[ENTRIES SUPPLIED — start]
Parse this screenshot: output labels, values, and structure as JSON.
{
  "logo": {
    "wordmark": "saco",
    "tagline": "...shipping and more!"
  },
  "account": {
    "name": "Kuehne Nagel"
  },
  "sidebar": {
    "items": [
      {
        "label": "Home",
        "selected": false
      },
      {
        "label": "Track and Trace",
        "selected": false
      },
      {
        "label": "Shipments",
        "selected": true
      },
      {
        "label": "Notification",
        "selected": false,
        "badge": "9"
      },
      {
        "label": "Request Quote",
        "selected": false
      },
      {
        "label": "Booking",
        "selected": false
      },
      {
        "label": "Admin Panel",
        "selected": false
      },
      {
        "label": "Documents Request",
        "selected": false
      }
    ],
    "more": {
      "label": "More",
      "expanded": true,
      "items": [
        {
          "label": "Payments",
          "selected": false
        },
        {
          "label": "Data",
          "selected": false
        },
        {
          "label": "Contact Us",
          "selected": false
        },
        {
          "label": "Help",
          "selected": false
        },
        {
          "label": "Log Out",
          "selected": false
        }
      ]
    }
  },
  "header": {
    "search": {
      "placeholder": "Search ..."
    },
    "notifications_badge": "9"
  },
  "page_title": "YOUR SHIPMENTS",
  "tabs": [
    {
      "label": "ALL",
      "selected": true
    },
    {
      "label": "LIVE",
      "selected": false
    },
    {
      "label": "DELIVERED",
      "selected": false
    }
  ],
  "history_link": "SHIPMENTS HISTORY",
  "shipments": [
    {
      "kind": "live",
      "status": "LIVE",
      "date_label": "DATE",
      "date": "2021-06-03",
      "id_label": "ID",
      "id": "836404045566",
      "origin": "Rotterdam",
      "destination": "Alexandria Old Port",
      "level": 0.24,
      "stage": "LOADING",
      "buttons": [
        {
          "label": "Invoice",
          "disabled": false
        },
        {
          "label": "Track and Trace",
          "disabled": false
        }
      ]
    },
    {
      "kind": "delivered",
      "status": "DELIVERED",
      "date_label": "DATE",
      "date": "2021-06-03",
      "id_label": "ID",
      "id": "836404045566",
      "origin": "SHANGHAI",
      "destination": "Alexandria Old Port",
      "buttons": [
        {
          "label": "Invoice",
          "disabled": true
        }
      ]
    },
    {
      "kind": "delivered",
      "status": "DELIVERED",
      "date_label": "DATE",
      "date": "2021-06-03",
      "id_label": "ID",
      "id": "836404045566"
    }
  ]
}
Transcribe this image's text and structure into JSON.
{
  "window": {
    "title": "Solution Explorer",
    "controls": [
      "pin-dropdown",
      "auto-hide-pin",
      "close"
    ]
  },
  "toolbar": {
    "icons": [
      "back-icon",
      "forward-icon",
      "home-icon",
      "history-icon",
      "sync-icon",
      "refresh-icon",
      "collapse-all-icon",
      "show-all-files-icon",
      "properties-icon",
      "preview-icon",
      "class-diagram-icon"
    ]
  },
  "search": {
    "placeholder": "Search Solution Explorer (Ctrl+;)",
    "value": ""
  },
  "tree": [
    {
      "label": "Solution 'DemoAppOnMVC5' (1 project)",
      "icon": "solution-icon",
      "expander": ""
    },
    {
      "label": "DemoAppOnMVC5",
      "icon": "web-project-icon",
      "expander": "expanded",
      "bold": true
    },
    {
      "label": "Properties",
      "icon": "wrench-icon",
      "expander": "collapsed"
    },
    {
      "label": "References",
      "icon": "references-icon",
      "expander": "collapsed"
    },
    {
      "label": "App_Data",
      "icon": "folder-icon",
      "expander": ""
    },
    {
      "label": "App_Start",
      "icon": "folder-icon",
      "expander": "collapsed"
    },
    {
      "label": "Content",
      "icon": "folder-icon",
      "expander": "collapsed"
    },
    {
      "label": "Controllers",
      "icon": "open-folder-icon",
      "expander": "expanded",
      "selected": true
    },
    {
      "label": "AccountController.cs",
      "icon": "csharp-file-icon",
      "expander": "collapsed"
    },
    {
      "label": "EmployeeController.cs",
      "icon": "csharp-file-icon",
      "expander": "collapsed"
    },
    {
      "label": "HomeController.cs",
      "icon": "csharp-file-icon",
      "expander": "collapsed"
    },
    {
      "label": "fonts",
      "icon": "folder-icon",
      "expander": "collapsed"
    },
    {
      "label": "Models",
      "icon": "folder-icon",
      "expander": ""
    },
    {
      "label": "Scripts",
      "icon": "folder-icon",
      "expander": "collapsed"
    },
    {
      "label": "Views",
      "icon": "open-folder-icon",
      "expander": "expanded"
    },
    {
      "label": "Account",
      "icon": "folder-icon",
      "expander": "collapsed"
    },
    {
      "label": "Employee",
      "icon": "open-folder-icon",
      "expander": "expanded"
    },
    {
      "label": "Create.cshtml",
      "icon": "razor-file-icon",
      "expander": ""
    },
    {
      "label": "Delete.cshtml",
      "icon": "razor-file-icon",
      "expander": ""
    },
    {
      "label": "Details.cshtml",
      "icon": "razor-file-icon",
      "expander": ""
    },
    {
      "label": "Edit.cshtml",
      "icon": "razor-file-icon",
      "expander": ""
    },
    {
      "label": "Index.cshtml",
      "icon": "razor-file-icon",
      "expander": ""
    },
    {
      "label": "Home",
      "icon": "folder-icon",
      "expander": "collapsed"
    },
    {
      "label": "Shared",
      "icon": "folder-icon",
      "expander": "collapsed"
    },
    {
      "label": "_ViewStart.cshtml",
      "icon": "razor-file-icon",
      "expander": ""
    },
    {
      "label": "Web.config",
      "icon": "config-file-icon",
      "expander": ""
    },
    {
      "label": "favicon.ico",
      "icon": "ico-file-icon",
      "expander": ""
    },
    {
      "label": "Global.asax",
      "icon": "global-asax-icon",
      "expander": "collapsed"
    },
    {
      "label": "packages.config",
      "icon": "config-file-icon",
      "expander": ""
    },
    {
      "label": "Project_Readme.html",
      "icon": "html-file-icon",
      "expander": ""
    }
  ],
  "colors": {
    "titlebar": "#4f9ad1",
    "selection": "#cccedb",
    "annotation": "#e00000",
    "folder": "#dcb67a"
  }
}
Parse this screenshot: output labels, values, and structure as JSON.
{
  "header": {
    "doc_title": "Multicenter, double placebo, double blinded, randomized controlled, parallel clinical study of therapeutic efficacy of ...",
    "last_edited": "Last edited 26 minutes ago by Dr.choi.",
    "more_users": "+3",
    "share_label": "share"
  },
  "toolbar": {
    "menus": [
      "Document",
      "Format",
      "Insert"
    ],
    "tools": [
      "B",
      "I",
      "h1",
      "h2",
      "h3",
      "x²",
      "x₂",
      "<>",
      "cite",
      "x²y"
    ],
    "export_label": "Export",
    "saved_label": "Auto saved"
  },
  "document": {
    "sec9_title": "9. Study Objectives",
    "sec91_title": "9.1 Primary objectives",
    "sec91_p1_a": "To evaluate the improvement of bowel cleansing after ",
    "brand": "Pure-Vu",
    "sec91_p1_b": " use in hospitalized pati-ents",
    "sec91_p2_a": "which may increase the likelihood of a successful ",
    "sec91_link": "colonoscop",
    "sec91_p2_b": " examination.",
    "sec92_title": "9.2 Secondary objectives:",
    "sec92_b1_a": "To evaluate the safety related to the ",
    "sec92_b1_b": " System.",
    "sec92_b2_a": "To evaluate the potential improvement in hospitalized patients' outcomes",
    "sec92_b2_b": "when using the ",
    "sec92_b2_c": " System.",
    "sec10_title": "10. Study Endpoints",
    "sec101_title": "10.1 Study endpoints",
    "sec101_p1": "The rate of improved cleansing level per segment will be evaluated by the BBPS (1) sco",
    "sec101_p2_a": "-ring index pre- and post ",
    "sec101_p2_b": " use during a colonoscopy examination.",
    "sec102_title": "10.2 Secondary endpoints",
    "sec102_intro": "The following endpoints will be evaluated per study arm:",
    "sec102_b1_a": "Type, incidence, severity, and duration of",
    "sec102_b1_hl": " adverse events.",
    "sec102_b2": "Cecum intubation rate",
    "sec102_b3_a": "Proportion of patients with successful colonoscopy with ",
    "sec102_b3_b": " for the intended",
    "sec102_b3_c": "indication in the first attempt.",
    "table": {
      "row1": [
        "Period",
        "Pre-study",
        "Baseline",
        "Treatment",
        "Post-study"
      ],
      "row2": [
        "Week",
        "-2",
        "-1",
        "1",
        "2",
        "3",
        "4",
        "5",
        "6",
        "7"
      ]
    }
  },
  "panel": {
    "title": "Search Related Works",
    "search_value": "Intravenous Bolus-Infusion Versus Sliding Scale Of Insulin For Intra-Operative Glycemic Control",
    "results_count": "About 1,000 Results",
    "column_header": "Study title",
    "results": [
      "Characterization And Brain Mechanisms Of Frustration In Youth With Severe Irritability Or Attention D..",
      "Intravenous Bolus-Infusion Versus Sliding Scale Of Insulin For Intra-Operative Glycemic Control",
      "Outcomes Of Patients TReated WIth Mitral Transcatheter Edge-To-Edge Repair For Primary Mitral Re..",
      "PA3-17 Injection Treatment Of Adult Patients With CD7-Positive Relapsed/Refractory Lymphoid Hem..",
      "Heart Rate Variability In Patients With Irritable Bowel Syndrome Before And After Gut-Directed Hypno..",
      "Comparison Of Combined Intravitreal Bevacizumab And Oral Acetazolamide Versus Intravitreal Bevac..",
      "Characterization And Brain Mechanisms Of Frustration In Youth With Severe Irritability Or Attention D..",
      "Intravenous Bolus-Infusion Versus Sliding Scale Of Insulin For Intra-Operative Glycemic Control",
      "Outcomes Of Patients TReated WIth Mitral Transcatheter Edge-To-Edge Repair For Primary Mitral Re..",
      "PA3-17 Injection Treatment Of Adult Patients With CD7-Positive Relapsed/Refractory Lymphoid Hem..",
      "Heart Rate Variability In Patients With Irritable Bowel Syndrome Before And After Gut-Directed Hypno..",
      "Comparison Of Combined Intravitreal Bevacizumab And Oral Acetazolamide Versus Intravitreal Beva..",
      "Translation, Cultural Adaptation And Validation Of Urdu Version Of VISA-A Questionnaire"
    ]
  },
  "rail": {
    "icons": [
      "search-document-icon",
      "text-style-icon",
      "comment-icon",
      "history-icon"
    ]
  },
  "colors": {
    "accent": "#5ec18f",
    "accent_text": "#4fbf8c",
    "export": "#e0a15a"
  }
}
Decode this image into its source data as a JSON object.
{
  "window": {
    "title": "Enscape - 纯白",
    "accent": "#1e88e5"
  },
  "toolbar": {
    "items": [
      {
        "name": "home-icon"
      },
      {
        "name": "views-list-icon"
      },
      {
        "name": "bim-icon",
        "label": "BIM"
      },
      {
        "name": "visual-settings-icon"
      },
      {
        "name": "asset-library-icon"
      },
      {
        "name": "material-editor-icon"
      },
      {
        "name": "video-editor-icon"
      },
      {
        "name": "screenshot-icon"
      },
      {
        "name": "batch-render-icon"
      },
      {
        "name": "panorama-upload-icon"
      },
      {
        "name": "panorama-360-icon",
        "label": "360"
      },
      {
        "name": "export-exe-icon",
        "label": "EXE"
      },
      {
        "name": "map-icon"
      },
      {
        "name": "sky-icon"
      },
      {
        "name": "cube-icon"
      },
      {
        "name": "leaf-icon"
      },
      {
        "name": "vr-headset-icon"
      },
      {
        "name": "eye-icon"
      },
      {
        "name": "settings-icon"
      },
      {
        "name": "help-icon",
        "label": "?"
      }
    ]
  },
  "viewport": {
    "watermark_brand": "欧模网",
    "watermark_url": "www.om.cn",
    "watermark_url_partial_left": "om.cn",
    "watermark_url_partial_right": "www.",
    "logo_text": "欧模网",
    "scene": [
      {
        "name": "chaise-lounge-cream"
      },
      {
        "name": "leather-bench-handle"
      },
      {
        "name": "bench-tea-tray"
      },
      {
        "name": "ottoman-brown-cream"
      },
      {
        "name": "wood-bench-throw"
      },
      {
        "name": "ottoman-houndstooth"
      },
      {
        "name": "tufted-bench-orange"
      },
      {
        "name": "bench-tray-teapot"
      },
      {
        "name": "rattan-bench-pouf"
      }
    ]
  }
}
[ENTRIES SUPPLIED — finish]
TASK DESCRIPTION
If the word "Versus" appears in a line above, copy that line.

RESPONSE TO THE EXERCISE
    "search_value": "Intravenous Bolus-Infusion Versus Sliding Scale Of Insulin For Intra-Operative Glycemic Control",
      "Intravenous Bolus-Infusion Versus Sliding Scale Of Insulin For Intra-Operative Glycemic Control",
      "Comparison Of Combined Intravitreal Bevacizumab And Oral Acetazolamide Versus Intravitreal Bevac..",
      "Intravenous Bolus-Infusion Versus Sliding Scale Of Insulin For Intra-Operative Glycemic Control",
      "Comparison Of Combined Intravitreal Bevacizumab And Oral Acetazolamide Versus Intravitreal Beva..",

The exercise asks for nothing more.